But this new awareness of what placements would be in the best interests of marketers would be a "horror show" to TV media sellers only if the media buyers decided to use it. And liberal trade magazines tend to wax optimistic on the rationality of the markets. In point of fact, ad buyers remain unlikely to use the better TiVo numbers because they suffer from laziness, a blind self-interest and indolence.
TiVo does, in fact, provide data that would greatly help marketers make their media buys much more efficient. In the least, the data can act as a price bludgeon to be wielded against sales representatives all aquiver about how "valuable" their inventory is.
But, more realistically, the media buyers do not get paid nor evaluated based on the efficiency of their purchases. Personally, there is little to gain from switching from Nielsen to TiVo. In fact, personally, there might be much to lose:
Precedent tells us that the current market leaders in the media metrics field will find some small foible in the TiVo process - perhaps a narrow part of the data on which their methodology is weaker - and make that mole hill of a problem into a perceived mountain. A good candidate for this sort of market propaganda has already surfaced. It appears that the TiVo data reveals that certain types of shows (regular sitcoms, for instance) tend to suffer from a higher rate of audience ad skipping. This could well be a TiVo-introduced phenomenon, whereby those shows that are most likely to be TiVo recorded for delayed viewing would naturally be more likely to be viewed whilst skipping commercials.
The final line of the old guard's defense will be suing TiVo for patent infringement. There are lots of silly patents in this space. With an average patent litigation legal bill exceeding $500,000, it matters little whether or not TiVo actually infringes on anyone.

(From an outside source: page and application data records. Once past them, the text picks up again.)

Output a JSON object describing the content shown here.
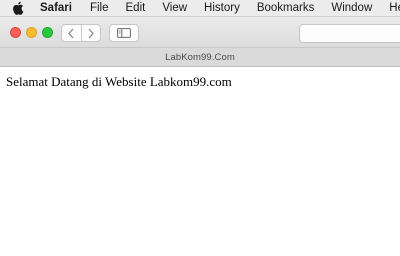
{
  "menubar": {
    "app_name": "Safari",
    "items": [
      "File",
      "Edit",
      "View",
      "History",
      "Bookmarks",
      "Window",
      "Help"
    ]
  },
  "toolbar": {
    "buttons": {
      "back": "chevron-left-icon",
      "forward": "chevron-right-icon",
      "sidebar": "sidebar-icon"
    },
    "address_value": ""
  },
  "tab": {
    "title": "LabKom99.Com"
  },
  "page": {
    "heading": "Selamat Datang di Website Labkom99.com"
  },
  "colors": {
    "close": "#fe5f57",
    "minimize": "#febb2e",
    "zoom": "#28c840"
  }
}
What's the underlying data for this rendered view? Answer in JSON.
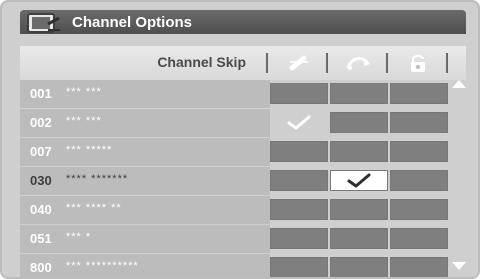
{
  "window": {
    "title": "Channel Options",
    "title_icon": "tv-settings-icon"
  },
  "header": {
    "channel_skip_label": "Channel Skip",
    "col_icons": [
      "remove-channel-icon",
      "jump-channel-icon",
      "unlock-icon"
    ]
  },
  "rows": [
    {
      "num": "001",
      "name": "*** ***",
      "checks": [
        false,
        false,
        false
      ],
      "current": false
    },
    {
      "num": "002",
      "name": "*** ***",
      "checks": [
        true,
        false,
        false
      ],
      "current": false
    },
    {
      "num": "007",
      "name": "*** *****",
      "checks": [
        false,
        false,
        false
      ],
      "current": false
    },
    {
      "num": "030",
      "name": "**** *******",
      "checks": [
        false,
        true,
        false
      ],
      "current": true
    },
    {
      "num": "040",
      "name": "*** **** **",
      "checks": [
        false,
        false,
        false
      ],
      "current": false
    },
    {
      "num": "051",
      "name": "*** *",
      "checks": [
        false,
        false,
        false
      ],
      "current": false
    },
    {
      "num": "800",
      "name": "*** **********",
      "checks": [
        false,
        false,
        false
      ],
      "current": false
    }
  ],
  "scrollbar": {
    "up_icon": "scroll-up-icon",
    "down_icon": "scroll-down-icon"
  },
  "colors": {
    "title_bar": "#5a5a5a",
    "cell": "#7f7f7f",
    "checked_cell": "#ffffff",
    "row": "#bcbcbc"
  }
}
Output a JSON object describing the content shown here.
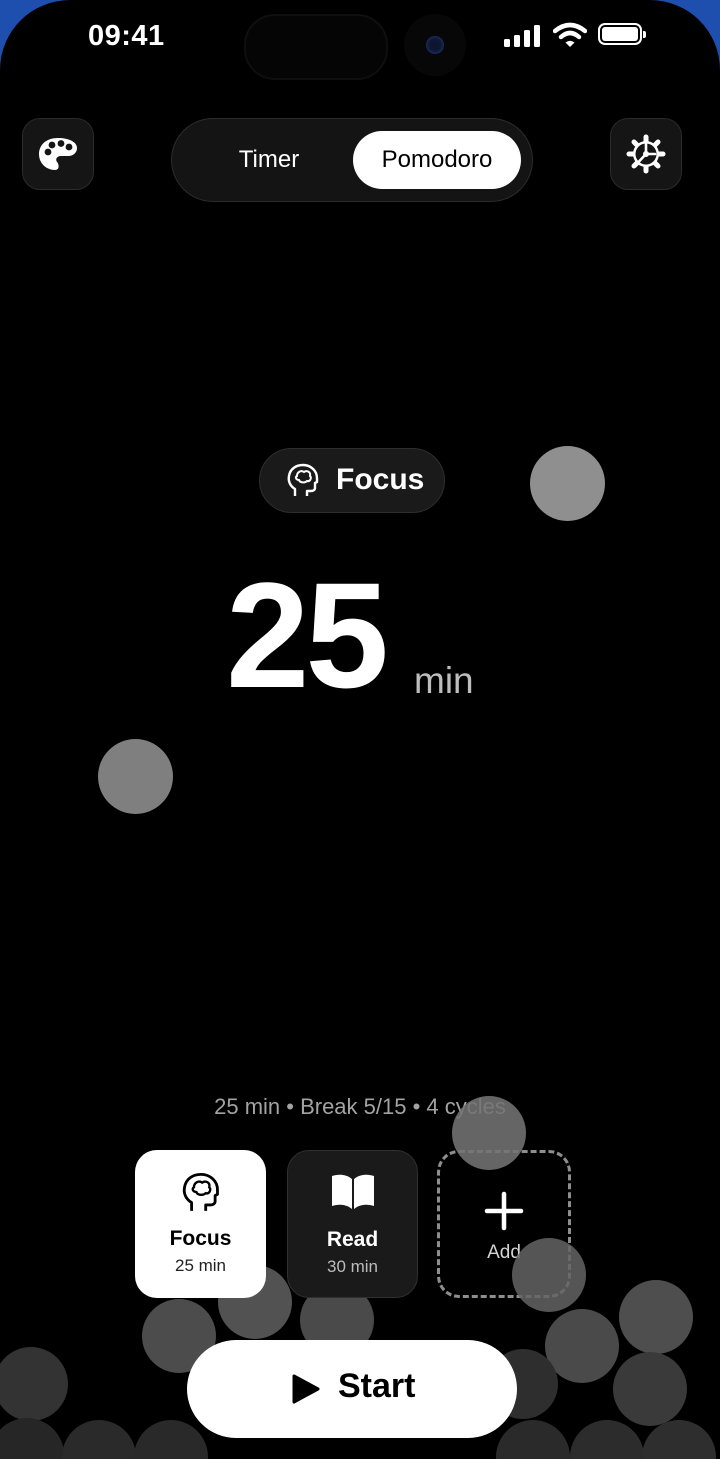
{
  "status": {
    "time": "09:41"
  },
  "toolbar": {
    "palette_icon": "palette-icon",
    "settings_icon": "settings-icon"
  },
  "mode_switch": {
    "options": [
      "Timer",
      "Pomodoro"
    ],
    "selected": "Pomodoro"
  },
  "session": {
    "chip_label": "Focus",
    "chip_icon": "brain-head-icon",
    "minutes": "25",
    "unit": "min"
  },
  "summary": "25 min • Break 5/15 • 4 cycles",
  "presets": [
    {
      "name": "Focus",
      "duration": "25 min",
      "icon": "brain-head-icon",
      "selected": true
    },
    {
      "name": "Read",
      "duration": "30 min",
      "icon": "book-icon",
      "selected": false
    }
  ],
  "add_preset": {
    "label": "Add",
    "icon": "plus-icon"
  },
  "start_button": {
    "label": "Start",
    "icon": "play-icon"
  },
  "colors": {
    "background": "#000000",
    "accent": "#ffffff",
    "muted_text": "#a3a3a3",
    "frame_edge": "#1f4fae"
  }
}
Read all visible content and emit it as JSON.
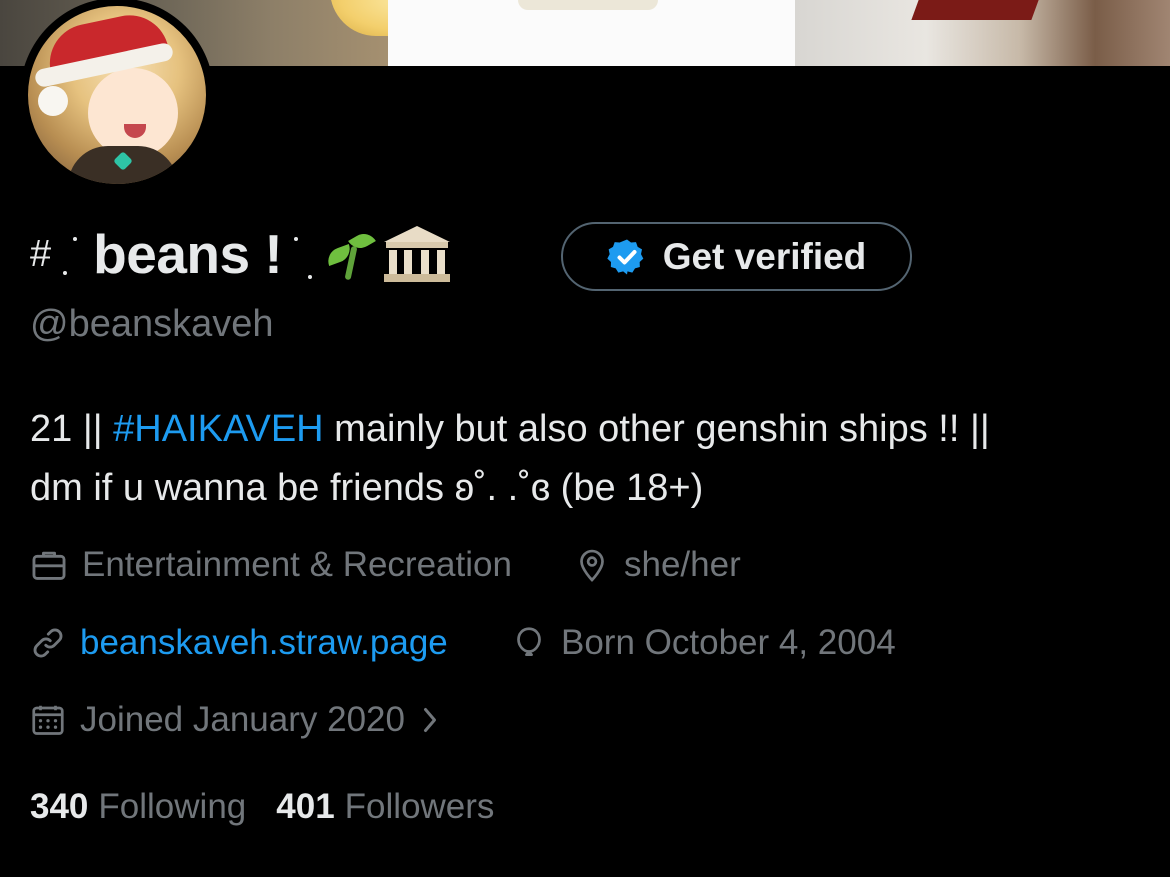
{
  "profile": {
    "name_prefix": "#",
    "name": "beans !",
    "handle": "@beanskaveh",
    "verify_label": "Get verified",
    "bio": {
      "part1": "21 || ",
      "hashtag": "#HAIKAVEH",
      "part2": " mainly but also other genshin ships !! ||",
      "line2": "dm if u wanna be friends ʚ˚. .˚ɞ (be 18+)"
    },
    "category": "Entertainment & Recreation",
    "location": "she/her",
    "website": "beanskaveh.straw.page",
    "birthday": "Born October 4, 2004",
    "joined": "Joined January 2020",
    "following_count": "340",
    "following_label": "Following",
    "followers_count": "401",
    "followers_label": "Followers"
  },
  "icons": [
    "briefcase-icon",
    "location-pin-icon",
    "link-icon",
    "balloon-icon",
    "calendar-icon",
    "chevron-right-icon",
    "verified-badge-icon",
    "sprout-emoji",
    "classical-building-emoji"
  ],
  "colors": {
    "accent": "#1d9bf0",
    "text": "#e7e9ea",
    "muted": "#71767b",
    "border": "#536471",
    "background": "#000000"
  }
}
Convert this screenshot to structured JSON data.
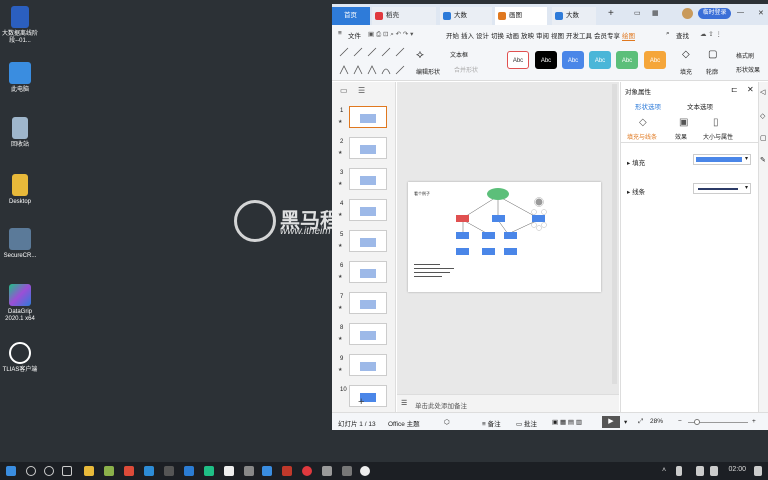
{
  "desktop": {
    "icons": [
      {
        "label": "大数据离线阶段--01...",
        "icon": "word-doc-icon",
        "color": "#2b5fbf"
      },
      {
        "label": "此电脑",
        "icon": "computer-icon",
        "color": "#3a8de0"
      },
      {
        "label": "回收站",
        "icon": "recycle-bin-icon",
        "color": "#9fb6cc"
      },
      {
        "label": "Desktop",
        "icon": "folder-icon",
        "color": "#e8b93a"
      },
      {
        "label": "SecureCR...",
        "icon": "securecrt-icon",
        "color": "#5b7a99"
      },
      {
        "label": "DataGrip 2020.1 x64",
        "icon": "datagrip-icon",
        "color": "#1fbf86"
      },
      {
        "label": "TLIAS客户端",
        "icon": "tlias-icon",
        "color": "#ffffff"
      }
    ],
    "watermark": {
      "text": "黑马程",
      "url": "www.itheim"
    }
  },
  "window": {
    "tabs": [
      {
        "label": "首页",
        "icon": "home-icon",
        "color": "#2e7bd9"
      },
      {
        "label": "稻壳",
        "icon": "daoke-icon",
        "color": "#e0393e"
      },
      {
        "label": "大数",
        "icon": "doc-icon",
        "color": "#2e7bd9"
      },
      {
        "label": "画图",
        "icon": "ppt-icon",
        "color": "#e0781f"
      },
      {
        "label": "大数",
        "icon": "doc-icon",
        "color": "#2e7bd9"
      }
    ],
    "add_tab": "+",
    "login_label": "临时登录",
    "menu": {
      "file": "文件",
      "items": [
        "开始",
        "插入",
        "设计",
        "切换",
        "动画",
        "放映",
        "审阅",
        "视图",
        "开发工具",
        "会员专享",
        "绘图"
      ],
      "search": "查找"
    },
    "ribbon": {
      "edit_shape": "编辑形状",
      "text_box": "文本框",
      "merge_shape": "合并形状",
      "styles": [
        {
          "label": "Abc",
          "bg": "#ffffff",
          "fg": "#333333",
          "border": "#e05050"
        },
        {
          "label": "Abc",
          "bg": "#000000",
          "fg": "#ffffff",
          "border": "#000000"
        },
        {
          "label": "Abc",
          "bg": "#4a86e8",
          "fg": "#ffffff",
          "border": "#4a86e8"
        },
        {
          "label": "Abc",
          "bg": "#4ab6d8",
          "fg": "#ffffff",
          "border": "#4ab6d8"
        },
        {
          "label": "Abc",
          "bg": "#5cbf7a",
          "fg": "#ffffff",
          "border": "#5cbf7a"
        },
        {
          "label": "Abc",
          "bg": "#f5a63a",
          "fg": "#ffffff",
          "border": "#f5a63a"
        }
      ],
      "fill": "填充",
      "outline": "轮廓",
      "format_painter": "格式刷",
      "shape_effect": "形状效果"
    },
    "thumbnails": [
      "1",
      "2",
      "3",
      "4",
      "5",
      "6",
      "7",
      "8",
      "9",
      "10"
    ],
    "add_slide": "+",
    "slide": {
      "title": "看个例子"
    },
    "notes_placeholder": "单击此处添加备注",
    "properties": {
      "title": "对象属性",
      "tabs": [
        "形状选项",
        "文本选项"
      ],
      "subtabs": [
        "填充与线条",
        "效果",
        "大小与属性"
      ],
      "fill_label": "填充",
      "line_label": "线条",
      "fill_color": "#4a86e8"
    },
    "status": {
      "slide_info": "幻灯片 1 / 13",
      "theme": "Office 主题",
      "notes": "备注",
      "comments": "批注",
      "zoom": "28%"
    }
  },
  "taskbar": {
    "time": "02:00"
  }
}
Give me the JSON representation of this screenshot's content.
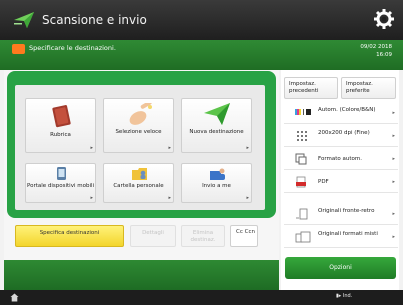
{
  "title_bar": {
    "title": "Scansione e invio",
    "settings_icon": "gear-icon"
  },
  "status_bar": {
    "message": "Specificare le destinazioni.",
    "date": "09/02 2018",
    "time": "16:09"
  },
  "function_buttons": [
    {
      "label": "Rubrica",
      "icon": "address-book-icon"
    },
    {
      "label": "Selezione veloce",
      "icon": "hand-pointer-icon"
    },
    {
      "label": "Nuova destinazione",
      "icon": "paper-plane-icon"
    },
    {
      "label": "Portale dispositivi mobili",
      "icon": "mobile-portal-icon"
    },
    {
      "label": "Cartella personale",
      "icon": "personal-folder-icon"
    },
    {
      "label": "Invio a me",
      "icon": "send-to-me-icon"
    }
  ],
  "bottom_buttons": {
    "specify": "Specifica destinazioni",
    "details": "Dettagli",
    "delete": "Elimina destinaz.",
    "cc_bcc": "Cc Ccn"
  },
  "right_panel": {
    "previous_settings": "Impostaz. precedenti",
    "favorite_settings": "Impostaz. preferite",
    "color": "Autom. (Colore/B&N)",
    "resolution": "200x200 dpi (Fine)",
    "format": "Formato autom.",
    "file_type": "PDF",
    "duplex": "Originali fronte-retro",
    "mixed_sizes": "Originali formati misti",
    "options": "Opzioni"
  },
  "bottom_bar": {
    "status_monitor": "Ind."
  },
  "colors": {
    "accent_green": "#28a245",
    "yellow_button": "#f3d52c",
    "title_bg": "#2a2a2a"
  }
}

In the halls of the major ad firm media research departments, the analyses of which methodology proves most useful will be about as fair as a French figure skating competition. TiVo is the new American skater, too new and too naïve to have already bribed the judges. It might have technical merit, but the big agencies will stick with Nielsen for its je ne sais quois.